Extracted data ::
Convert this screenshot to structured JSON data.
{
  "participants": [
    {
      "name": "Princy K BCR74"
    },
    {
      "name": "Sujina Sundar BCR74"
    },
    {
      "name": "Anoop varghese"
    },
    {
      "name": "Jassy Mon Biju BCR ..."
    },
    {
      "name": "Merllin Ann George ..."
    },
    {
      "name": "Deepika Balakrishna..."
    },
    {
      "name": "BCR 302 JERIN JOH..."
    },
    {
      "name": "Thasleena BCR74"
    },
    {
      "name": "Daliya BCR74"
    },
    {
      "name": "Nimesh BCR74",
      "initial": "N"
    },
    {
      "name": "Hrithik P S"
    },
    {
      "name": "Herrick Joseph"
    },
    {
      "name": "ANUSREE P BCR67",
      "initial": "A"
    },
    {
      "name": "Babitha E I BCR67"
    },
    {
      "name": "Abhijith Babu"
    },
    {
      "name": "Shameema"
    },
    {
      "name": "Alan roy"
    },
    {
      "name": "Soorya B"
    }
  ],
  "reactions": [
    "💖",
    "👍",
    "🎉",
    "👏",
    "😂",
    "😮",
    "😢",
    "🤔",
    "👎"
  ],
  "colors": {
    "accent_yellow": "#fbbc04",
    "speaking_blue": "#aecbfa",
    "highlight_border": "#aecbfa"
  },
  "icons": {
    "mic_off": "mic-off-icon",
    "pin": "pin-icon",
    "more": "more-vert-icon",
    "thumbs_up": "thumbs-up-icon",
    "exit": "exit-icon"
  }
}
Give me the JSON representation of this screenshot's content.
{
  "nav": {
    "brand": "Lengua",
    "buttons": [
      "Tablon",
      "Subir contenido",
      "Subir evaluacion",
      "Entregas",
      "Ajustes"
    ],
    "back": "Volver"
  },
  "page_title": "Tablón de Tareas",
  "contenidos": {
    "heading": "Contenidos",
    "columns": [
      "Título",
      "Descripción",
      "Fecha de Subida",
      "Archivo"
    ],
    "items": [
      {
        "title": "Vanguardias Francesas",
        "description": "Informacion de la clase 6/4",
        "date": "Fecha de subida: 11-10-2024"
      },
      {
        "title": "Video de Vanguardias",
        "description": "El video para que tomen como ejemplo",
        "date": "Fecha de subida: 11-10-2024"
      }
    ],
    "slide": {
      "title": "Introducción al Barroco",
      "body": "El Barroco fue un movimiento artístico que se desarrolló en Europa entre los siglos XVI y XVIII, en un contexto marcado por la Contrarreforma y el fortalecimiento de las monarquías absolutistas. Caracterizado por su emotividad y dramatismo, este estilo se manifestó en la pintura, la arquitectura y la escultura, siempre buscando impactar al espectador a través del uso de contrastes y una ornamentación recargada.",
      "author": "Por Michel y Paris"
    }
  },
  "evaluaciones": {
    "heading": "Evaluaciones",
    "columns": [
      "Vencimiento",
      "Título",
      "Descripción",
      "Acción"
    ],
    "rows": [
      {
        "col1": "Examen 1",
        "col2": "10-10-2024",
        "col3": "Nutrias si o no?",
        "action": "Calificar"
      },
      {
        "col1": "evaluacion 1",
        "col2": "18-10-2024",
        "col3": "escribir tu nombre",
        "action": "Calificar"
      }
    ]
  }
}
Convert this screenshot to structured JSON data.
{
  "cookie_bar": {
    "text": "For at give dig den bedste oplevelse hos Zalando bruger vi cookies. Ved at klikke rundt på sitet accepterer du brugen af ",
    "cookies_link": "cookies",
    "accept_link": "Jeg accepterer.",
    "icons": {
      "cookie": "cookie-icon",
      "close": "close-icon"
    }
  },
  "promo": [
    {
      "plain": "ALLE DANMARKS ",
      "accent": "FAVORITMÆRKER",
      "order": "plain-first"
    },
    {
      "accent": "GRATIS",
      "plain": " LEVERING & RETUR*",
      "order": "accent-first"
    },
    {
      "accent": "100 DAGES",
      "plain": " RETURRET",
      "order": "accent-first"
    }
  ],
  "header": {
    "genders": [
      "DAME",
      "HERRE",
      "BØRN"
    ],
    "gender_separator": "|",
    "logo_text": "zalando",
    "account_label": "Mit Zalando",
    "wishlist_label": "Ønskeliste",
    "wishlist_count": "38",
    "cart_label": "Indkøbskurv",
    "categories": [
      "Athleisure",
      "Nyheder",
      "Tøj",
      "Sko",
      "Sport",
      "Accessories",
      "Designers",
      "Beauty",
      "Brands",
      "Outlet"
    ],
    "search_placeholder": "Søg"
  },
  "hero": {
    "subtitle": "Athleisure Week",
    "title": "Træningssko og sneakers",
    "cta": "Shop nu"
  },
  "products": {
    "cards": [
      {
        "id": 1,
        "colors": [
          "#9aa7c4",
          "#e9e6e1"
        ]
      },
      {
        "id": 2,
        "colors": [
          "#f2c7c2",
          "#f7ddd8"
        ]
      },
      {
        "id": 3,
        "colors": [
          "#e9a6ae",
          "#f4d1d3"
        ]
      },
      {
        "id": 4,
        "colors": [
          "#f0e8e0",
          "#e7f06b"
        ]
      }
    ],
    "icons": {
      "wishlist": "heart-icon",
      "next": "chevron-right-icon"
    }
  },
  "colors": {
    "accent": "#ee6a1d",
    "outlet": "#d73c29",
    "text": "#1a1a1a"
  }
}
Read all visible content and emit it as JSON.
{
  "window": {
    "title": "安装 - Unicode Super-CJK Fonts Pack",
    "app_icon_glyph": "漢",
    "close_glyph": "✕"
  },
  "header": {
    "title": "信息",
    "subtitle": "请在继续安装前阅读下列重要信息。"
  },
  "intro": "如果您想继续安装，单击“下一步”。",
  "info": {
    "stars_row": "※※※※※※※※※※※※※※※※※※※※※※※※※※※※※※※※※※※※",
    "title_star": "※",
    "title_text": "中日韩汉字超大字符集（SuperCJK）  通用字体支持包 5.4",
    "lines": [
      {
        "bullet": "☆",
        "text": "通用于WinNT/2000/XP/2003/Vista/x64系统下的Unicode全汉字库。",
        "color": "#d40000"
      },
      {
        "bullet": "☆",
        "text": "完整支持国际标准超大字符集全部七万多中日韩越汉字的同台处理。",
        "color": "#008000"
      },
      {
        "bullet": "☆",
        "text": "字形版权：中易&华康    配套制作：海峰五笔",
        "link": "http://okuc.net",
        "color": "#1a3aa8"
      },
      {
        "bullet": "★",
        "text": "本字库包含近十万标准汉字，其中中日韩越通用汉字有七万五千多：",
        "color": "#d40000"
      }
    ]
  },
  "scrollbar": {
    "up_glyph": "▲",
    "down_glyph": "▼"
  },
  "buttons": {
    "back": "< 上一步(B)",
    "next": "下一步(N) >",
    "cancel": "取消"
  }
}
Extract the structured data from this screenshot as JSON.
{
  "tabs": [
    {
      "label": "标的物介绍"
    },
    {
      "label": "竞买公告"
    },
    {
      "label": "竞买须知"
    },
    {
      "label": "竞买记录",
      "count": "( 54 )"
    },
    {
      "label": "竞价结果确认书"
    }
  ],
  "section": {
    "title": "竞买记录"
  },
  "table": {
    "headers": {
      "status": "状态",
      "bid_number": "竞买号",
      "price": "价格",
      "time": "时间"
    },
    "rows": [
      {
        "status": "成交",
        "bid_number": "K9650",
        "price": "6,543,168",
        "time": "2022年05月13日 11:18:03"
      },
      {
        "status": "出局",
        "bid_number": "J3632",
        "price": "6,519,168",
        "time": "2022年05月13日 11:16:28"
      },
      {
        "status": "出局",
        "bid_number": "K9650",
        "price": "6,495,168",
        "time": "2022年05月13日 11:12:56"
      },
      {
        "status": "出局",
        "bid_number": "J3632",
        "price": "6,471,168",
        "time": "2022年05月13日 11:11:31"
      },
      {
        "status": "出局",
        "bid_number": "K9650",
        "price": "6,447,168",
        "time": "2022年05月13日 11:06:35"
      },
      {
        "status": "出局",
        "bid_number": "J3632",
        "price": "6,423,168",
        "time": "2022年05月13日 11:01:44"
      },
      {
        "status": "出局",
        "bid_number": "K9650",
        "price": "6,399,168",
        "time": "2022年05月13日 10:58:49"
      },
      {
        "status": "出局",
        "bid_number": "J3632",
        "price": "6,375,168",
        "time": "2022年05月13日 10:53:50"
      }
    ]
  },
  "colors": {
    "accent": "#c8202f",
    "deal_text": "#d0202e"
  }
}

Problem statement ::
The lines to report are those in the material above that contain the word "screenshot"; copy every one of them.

Answer area ::
Convert this screenshot to structured JSON data.
Give me the JSON representation of this screenshot's content.
Convert this screenshot to structured JSON data.
Extract the structured data from this screenshot as JSON.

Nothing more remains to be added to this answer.